** What is being asked **
Please retype all the data below exactly, line for line.

** Given records **
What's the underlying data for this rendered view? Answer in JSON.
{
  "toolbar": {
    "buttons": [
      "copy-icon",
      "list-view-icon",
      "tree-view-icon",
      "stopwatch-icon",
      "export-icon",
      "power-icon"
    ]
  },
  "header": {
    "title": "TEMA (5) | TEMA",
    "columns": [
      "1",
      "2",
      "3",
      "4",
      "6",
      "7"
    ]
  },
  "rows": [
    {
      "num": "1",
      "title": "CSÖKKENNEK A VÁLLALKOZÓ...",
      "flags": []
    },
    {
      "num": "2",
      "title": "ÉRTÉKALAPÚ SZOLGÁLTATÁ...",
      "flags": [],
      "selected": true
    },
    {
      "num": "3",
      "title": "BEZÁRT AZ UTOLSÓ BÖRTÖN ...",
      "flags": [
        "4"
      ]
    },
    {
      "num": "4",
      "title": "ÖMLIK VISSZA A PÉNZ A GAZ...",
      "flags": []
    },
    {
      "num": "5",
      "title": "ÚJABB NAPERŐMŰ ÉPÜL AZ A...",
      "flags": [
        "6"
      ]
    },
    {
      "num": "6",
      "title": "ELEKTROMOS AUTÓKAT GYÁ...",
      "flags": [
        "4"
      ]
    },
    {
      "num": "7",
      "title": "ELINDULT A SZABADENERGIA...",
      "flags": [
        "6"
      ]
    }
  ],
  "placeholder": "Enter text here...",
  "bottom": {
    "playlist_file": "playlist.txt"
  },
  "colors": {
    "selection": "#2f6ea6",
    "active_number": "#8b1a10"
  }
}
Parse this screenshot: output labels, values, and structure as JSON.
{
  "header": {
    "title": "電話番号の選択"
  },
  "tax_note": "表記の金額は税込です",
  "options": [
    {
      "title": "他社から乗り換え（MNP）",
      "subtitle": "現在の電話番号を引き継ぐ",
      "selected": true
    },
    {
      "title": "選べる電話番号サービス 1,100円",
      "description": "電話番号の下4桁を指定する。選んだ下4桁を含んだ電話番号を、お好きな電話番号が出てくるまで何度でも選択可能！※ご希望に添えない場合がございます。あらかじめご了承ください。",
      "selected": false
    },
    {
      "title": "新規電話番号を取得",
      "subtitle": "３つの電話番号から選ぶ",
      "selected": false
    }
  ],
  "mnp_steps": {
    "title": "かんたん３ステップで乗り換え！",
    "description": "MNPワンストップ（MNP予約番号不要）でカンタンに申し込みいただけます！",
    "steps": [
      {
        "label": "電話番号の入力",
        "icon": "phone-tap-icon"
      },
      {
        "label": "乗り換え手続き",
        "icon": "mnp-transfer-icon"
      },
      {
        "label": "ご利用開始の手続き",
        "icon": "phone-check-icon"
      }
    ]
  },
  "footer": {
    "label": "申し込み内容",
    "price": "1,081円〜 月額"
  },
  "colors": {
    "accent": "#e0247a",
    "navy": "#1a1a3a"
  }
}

** Reply to the task **
What's the underlying data for this rendered view? Answer in JSON.
{
  "toolbar": {
    "buttons": [
      "copy-icon",
      "list-view-icon",
      "tree-view-icon",
      "stopwatch-icon",
      "export-icon",
      "power-icon"
    ]
  },
  "header": {
    "title": "TEMA (5) | TEMA",
    "columns": [
      "1",
      "2",
      "3",
      "4",
      "6",
      "7"
    ]
  },
  "rows": [
    {
      "num": "1",
      "title": "CSÖKKENNEK A VÁLLALKOZÓ...",
      "flags": []
    },
    {
      "num": "2",
      "title": "ÉRTÉKALAPÚ SZOLGÁLTATÁ...",
      "flags": [],
      "selected": true
    },
    {
      "num": "3",
      "title": "BEZÁRT AZ UTOLSÓ BÖRTÖN ...",
      "flags": [
        "4"
      ]
    },
    {
      "num": "4",
      "title": "ÖMLIK VISSZA A PÉNZ A GAZ...",
      "flags": []
    },
    {
      "num": "5",
      "title": "ÚJABB NAPERŐMŰ ÉPÜL AZ A...",
      "flags": [
        "6"
      ]
    },
    {
      "num": "6",
      "title": "ELEKTROMOS AUTÓKAT GYÁ...",
      "flags": [
        "4"
      ]
    },
    {
      "num": "7",
      "title": "ELINDULT A SZABADENERGIA...",
      "flags": [
        "6"
      ]
    }
  ],
  "placeholder": "Enter text here...",
  "bottom": {
    "playlist_file": "playlist.txt"
  },
  "colors": {
    "selection": "#2f6ea6",
    "active_number": "#8b1a10"
  }
}
Parse this screenshot: output labels, values, and structure as JSON.
{
  "header": {
    "title": "電話番号の選択"
  },
  "tax_note": "表記の金額は税込です",
  "options": [
    {
      "title": "他社から乗り換え（MNP）",
      "subtitle": "現在の電話番号を引き継ぐ",
      "selected": true
    },
    {
      "title": "選べる電話番号サービス 1,100円",
      "description": "電話番号の下4桁を指定する。選んだ下4桁を含んだ電話番号を、お好きな電話番号が出てくるまで何度でも選択可能！※ご希望に添えない場合がございます。あらかじめご了承ください。",
      "selected": false
    },
    {
      "title": "新規電話番号を取得",
      "subtitle": "３つの電話番号から選ぶ",
      "selected": false
    }
  ],
  "mnp_steps": {
    "title": "かんたん３ステップで乗り換え！",
    "description": "MNPワンストップ（MNP予約番号不要）でカンタンに申し込みいただけます！",
    "steps": [
      {
        "label": "電話番号の入力",
        "icon": "phone-tap-icon"
      },
      {
        "label": "乗り換え手続き",
        "icon": "mnp-transfer-icon"
      },
      {
        "label": "ご利用開始の手続き",
        "icon": "phone-check-icon"
      }
    ]
  },
  "footer": {
    "label": "申し込み内容",
    "price": "1,081円〜 月額"
  },
  "colors": {
    "accent": "#e0247a",
    "navy": "#1a1a3a"
  }
}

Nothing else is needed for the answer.